== Segment start ==
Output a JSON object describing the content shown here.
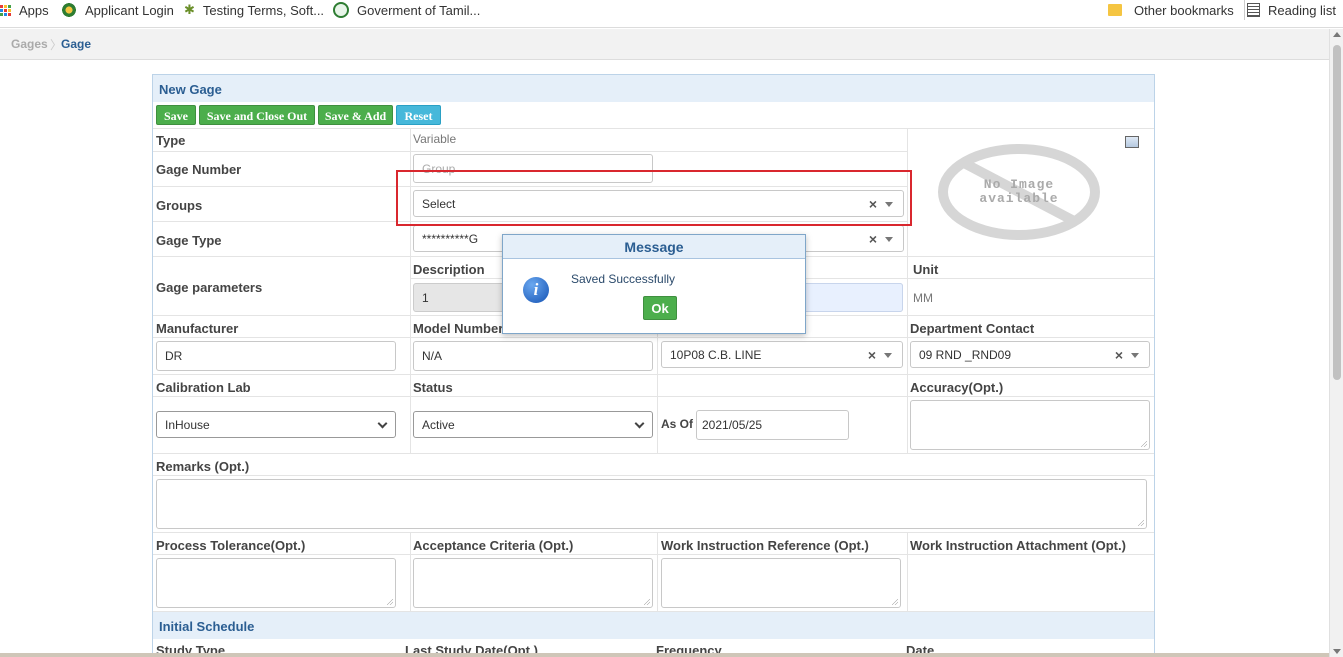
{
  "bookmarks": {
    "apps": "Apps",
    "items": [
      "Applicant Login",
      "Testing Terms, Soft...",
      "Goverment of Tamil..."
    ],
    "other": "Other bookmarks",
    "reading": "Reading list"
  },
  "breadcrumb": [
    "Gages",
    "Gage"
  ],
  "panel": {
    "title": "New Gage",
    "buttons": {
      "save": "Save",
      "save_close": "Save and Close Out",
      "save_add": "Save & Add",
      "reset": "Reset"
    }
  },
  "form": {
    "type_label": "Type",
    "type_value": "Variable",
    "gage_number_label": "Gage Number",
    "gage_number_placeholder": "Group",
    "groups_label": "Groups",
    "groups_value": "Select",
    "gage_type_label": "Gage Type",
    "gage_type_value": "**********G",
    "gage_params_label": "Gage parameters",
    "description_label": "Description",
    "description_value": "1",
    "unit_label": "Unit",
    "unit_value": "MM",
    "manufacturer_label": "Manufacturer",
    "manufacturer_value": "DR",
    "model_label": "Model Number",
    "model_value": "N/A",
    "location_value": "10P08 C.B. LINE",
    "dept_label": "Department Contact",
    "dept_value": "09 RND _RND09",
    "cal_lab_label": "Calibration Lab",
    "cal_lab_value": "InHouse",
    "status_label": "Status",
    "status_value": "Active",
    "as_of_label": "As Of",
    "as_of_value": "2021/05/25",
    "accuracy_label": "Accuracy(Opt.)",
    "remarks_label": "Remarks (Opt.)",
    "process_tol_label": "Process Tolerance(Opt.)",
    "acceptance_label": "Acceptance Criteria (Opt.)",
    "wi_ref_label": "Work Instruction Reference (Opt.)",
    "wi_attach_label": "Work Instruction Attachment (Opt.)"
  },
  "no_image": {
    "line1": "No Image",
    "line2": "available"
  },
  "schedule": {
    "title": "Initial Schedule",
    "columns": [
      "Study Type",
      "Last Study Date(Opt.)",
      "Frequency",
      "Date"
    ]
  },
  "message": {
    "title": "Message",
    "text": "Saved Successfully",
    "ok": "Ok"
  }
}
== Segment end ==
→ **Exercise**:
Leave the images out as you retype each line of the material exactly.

→ **Task output**:
Output a JSON object describing the content shown here.
{
  "bookmarks": {
    "apps": "Apps",
    "items": [
      "Applicant Login",
      "Testing Terms, Soft...",
      "Goverment of Tamil..."
    ],
    "other": "Other bookmarks",
    "reading": "Reading list"
  },
  "breadcrumb": [
    "Gages",
    "Gage"
  ],
  "panel": {
    "title": "New Gage",
    "buttons": {
      "save": "Save",
      "save_close": "Save and Close Out",
      "save_add": "Save & Add",
      "reset": "Reset"
    }
  },
  "form": {
    "type_label": "Type",
    "type_value": "Variable",
    "gage_number_label": "Gage Number",
    "gage_number_placeholder": "Group",
    "groups_label": "Groups",
    "groups_value": "Select",
    "gage_type_label": "Gage Type",
    "gage_type_value": "**********G",
    "gage_params_label": "Gage parameters",
    "description_label": "Description",
    "description_value": "1",
    "unit_label": "Unit",
    "unit_value": "MM",
    "manufacturer_label": "Manufacturer",
    "manufacturer_value": "DR",
    "model_label": "Model Number",
    "model_value": "N/A",
    "location_value": "10P08 C.B. LINE",
    "dept_label": "Department Contact",
    "dept_value": "09 RND _RND09",
    "cal_lab_label": "Calibration Lab",
    "cal_lab_value": "InHouse",
    "status_label": "Status",
    "status_value": "Active",
    "as_of_label": "As Of",
    "as_of_value": "2021/05/25",
    "accuracy_label": "Accuracy(Opt.)",
    "remarks_label": "Remarks (Opt.)",
    "process_tol_label": "Process Tolerance(Opt.)",
    "acceptance_label": "Acceptance Criteria (Opt.)",
    "wi_ref_label": "Work Instruction Reference (Opt.)",
    "wi_attach_label": "Work Instruction Attachment (Opt.)"
  },
  "no_image": {
    "line1": "No Image",
    "line2": "available"
  },
  "schedule": {
    "title": "Initial Schedule",
    "columns": [
      "Study Type",
      "Last Study Date(Opt.)",
      "Frequency",
      "Date"
    ]
  },
  "message": {
    "title": "Message",
    "text": "Saved Successfully",
    "ok": "Ok"
  }
}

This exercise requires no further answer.